Entries from a dataset of interfaces
Segment Open

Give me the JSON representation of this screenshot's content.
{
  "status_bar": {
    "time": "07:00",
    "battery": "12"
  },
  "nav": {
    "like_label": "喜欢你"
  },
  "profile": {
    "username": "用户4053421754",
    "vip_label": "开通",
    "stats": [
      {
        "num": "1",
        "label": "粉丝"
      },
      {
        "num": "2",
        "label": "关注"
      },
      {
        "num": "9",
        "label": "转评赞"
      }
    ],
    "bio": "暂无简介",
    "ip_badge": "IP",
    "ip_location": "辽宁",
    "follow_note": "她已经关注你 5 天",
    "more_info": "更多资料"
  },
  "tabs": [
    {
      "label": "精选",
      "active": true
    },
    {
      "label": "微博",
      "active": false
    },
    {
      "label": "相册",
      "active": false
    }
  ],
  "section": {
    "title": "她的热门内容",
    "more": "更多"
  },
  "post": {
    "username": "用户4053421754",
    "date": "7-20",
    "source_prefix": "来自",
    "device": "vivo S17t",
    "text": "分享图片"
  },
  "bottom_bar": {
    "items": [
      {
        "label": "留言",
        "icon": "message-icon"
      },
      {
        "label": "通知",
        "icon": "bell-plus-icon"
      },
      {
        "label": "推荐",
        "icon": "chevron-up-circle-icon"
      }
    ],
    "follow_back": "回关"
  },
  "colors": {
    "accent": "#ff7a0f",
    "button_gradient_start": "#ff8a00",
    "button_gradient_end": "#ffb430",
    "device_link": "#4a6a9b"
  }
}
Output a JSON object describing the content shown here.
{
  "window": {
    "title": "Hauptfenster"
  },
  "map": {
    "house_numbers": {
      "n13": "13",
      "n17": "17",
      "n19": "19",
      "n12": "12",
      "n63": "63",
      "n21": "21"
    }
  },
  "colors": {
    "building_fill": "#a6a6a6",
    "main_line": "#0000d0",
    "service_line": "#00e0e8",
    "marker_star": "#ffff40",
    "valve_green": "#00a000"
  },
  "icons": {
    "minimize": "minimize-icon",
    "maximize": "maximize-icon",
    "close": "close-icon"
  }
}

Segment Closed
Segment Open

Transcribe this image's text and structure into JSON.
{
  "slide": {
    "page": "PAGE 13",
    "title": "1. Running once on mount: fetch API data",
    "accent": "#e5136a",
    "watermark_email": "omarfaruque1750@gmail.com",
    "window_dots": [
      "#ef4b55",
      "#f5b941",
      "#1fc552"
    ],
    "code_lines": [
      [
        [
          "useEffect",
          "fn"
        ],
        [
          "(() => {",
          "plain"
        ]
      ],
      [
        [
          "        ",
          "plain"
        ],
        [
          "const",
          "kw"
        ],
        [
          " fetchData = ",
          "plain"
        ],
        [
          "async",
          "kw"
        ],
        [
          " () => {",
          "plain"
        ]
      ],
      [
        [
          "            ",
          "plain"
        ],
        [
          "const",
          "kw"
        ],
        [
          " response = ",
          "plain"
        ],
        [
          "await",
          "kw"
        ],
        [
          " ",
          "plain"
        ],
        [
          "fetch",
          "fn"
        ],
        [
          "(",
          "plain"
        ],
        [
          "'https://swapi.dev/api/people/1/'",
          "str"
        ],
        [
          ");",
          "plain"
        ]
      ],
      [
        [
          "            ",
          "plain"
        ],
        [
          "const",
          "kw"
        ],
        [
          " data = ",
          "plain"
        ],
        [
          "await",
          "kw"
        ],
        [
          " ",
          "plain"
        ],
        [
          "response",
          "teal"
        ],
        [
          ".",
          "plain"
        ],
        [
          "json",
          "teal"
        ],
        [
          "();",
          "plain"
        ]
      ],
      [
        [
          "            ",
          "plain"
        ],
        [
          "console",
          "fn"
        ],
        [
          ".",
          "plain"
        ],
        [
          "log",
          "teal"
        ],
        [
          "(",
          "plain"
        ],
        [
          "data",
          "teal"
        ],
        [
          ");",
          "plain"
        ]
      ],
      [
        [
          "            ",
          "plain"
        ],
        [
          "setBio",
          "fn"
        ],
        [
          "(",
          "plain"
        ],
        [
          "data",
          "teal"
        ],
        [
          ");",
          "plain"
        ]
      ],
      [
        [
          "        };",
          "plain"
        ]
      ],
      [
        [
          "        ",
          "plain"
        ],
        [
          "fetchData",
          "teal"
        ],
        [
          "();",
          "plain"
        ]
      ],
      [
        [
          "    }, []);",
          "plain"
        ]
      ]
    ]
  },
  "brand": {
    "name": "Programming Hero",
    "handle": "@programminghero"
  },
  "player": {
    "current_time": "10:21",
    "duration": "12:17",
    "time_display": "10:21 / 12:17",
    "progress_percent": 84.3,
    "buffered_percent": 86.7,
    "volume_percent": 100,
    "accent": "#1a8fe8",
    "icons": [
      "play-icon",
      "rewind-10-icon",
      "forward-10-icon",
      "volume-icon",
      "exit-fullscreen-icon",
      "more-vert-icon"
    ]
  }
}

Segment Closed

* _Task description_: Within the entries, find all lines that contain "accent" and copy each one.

* _Expected answer_:
    "accent": "#ff7a0f",
    "accent": "#e5136a",
    "accent": "#1a8fe8",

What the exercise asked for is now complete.